When it comes to issues that may affect the stability of the entire global financial system, being prudent and cautious does sound good. On the other hand, you may ask, What stability are you talking about? The current intellectually challenged resident of the White House likes to wake up in the morning and start another trade war. He has endowed various other individuals within the US government with the authority to single-handedly impose financial sanctions on countries, companies and individuals anywhere in the world. The US federal budget deficit is zooming toward a trillion dollars a year—and this while the economy is supposedly doing well. But of course it isn’t: there are close to 100 million long-term unemployed; inflation (if you include housing, education and medicine) is running wild; the country is full of insolvent municipalities and states and so on. Wealth inequality in the US is reaching levels at which countries tend to explode politically. Perhaps most importantly, the quality of the governing elites in the US, which was quite high just a few generations ago, has now become absolutely abysmal. It isn’t just Trump who is intellectually subpar; so is just about everyone else. They will do all they can to perpetuate the fiction that the US is still wealthy and powerful—until the lights go out.

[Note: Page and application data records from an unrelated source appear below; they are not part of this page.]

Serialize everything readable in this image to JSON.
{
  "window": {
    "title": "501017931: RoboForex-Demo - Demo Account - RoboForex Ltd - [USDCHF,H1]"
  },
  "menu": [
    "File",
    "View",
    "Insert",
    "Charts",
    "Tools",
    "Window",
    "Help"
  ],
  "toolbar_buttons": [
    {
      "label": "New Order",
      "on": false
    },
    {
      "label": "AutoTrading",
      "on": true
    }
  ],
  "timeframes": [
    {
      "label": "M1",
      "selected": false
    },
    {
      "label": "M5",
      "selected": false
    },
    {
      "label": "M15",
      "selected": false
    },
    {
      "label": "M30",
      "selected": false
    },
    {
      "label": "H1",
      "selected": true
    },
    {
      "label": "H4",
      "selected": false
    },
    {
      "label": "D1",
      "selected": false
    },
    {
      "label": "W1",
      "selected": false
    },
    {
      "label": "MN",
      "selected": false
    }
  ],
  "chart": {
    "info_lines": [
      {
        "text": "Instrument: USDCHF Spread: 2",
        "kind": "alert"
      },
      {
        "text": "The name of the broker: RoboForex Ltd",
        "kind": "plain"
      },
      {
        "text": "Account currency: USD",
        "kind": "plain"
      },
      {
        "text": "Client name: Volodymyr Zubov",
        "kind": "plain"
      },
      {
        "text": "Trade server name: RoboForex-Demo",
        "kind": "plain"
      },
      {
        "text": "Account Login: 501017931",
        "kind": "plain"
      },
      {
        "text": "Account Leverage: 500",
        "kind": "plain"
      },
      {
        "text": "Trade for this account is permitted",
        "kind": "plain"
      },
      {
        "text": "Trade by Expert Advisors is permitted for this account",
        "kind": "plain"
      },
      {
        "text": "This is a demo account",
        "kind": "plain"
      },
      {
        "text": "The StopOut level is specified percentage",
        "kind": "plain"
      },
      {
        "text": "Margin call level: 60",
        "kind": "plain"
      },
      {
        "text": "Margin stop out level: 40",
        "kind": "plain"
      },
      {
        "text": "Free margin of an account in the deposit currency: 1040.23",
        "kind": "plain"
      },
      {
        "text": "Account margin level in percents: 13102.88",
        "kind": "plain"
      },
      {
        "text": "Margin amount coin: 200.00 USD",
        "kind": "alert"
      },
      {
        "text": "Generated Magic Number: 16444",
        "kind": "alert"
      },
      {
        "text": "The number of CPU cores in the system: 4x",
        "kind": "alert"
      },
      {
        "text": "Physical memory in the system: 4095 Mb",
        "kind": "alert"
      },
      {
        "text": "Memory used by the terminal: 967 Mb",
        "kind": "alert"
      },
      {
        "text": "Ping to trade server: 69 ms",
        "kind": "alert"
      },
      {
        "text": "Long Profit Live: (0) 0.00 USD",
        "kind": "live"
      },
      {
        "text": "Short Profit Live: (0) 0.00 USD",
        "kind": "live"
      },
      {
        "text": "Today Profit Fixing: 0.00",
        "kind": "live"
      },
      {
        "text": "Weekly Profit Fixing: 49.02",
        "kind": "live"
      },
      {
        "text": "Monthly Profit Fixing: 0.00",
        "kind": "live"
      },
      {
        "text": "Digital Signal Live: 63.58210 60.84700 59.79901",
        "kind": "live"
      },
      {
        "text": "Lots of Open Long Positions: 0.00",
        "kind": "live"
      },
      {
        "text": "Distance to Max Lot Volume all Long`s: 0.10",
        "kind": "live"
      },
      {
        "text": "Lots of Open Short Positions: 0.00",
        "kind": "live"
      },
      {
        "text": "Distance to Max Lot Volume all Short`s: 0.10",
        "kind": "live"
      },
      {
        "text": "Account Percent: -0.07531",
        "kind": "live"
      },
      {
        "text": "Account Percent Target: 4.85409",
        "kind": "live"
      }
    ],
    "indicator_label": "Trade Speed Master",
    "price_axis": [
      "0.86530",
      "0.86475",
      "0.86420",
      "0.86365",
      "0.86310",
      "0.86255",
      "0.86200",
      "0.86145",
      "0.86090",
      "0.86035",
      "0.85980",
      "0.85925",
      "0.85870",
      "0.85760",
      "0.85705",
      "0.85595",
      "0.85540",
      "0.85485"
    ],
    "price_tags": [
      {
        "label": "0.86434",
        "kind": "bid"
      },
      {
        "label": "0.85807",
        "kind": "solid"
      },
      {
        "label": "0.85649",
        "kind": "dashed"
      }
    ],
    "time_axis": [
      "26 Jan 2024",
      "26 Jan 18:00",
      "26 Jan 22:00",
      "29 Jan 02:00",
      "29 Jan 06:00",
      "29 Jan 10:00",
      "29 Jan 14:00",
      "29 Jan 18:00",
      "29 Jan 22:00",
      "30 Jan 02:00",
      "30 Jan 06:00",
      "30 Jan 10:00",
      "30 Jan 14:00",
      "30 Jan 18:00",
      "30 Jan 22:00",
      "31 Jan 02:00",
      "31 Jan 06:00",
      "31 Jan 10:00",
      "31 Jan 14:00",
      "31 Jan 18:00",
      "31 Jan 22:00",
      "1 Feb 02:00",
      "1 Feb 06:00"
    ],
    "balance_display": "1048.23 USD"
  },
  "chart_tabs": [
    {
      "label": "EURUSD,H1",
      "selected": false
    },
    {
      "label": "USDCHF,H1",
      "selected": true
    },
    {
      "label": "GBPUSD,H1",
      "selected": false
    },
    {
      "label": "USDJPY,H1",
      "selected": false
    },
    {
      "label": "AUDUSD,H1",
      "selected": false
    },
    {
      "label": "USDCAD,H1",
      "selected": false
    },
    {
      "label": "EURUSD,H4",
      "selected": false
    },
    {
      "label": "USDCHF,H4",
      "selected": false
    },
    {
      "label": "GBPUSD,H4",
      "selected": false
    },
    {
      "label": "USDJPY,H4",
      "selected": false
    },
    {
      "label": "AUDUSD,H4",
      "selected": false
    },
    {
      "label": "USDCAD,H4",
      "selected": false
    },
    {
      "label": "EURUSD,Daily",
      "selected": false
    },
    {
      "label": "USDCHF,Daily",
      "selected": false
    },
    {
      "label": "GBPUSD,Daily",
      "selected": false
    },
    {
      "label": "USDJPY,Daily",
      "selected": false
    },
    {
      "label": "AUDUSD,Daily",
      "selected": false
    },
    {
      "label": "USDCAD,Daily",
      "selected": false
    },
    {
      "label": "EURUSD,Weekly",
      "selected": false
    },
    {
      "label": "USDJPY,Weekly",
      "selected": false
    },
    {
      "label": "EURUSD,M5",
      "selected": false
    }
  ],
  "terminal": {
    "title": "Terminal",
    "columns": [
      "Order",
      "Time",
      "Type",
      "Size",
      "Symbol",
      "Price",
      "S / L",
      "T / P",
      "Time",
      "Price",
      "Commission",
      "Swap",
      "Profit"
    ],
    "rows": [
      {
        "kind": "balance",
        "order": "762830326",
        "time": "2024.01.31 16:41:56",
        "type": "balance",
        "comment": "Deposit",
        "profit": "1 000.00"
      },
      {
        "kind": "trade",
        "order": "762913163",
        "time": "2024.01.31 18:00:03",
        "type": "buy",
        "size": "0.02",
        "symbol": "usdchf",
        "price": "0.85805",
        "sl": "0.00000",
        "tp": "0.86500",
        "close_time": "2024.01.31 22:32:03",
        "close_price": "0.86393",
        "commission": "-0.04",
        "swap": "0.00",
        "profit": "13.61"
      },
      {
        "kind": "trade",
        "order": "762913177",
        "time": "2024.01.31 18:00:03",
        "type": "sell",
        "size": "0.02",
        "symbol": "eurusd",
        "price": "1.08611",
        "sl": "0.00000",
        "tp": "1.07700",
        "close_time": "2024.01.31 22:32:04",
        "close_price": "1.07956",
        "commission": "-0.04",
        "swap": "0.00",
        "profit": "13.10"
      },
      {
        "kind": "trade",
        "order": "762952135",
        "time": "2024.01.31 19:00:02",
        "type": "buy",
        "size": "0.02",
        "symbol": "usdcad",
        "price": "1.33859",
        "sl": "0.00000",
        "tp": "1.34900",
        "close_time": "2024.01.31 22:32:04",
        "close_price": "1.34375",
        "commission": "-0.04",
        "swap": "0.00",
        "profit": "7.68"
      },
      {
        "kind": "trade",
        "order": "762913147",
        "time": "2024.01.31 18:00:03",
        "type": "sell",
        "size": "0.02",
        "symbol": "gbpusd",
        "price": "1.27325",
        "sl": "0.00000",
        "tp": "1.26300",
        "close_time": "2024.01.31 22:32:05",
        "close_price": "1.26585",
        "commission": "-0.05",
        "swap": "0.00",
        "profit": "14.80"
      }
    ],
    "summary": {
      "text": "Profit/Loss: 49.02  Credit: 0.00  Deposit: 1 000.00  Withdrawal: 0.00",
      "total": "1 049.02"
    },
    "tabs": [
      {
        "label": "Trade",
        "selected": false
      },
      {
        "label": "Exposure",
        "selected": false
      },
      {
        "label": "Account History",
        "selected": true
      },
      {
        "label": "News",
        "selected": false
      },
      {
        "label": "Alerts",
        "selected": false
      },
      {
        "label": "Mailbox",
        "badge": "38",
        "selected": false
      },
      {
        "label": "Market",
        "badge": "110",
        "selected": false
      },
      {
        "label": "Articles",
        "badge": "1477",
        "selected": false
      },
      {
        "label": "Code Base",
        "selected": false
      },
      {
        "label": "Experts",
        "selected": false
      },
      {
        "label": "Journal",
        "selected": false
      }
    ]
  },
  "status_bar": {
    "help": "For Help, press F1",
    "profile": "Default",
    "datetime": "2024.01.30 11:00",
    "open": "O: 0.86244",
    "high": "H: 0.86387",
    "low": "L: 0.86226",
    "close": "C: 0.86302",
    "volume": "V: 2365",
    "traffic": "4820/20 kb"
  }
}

Still, it would be unwise to panic, because in a panic everyone gets wiped out in a hurry. The right approach to dedollarization is to work at it dilligently, every day, pursuing a strategy that will minimize your losses. The collapse of the US dollar system is not going to be a money-making opportunity for most people around the world. Instead, the choice is between losing something and losing everything, and I would advise the former. And so here is a handy dedollarization flowchart I have put together. If you follow it faithfully, in the fullness of time you will find yourself fully dedollarized. I leave it up to you to decide how aggressively you should act, based on your own subjective feeling of when the deadline is going to suddenly arrive.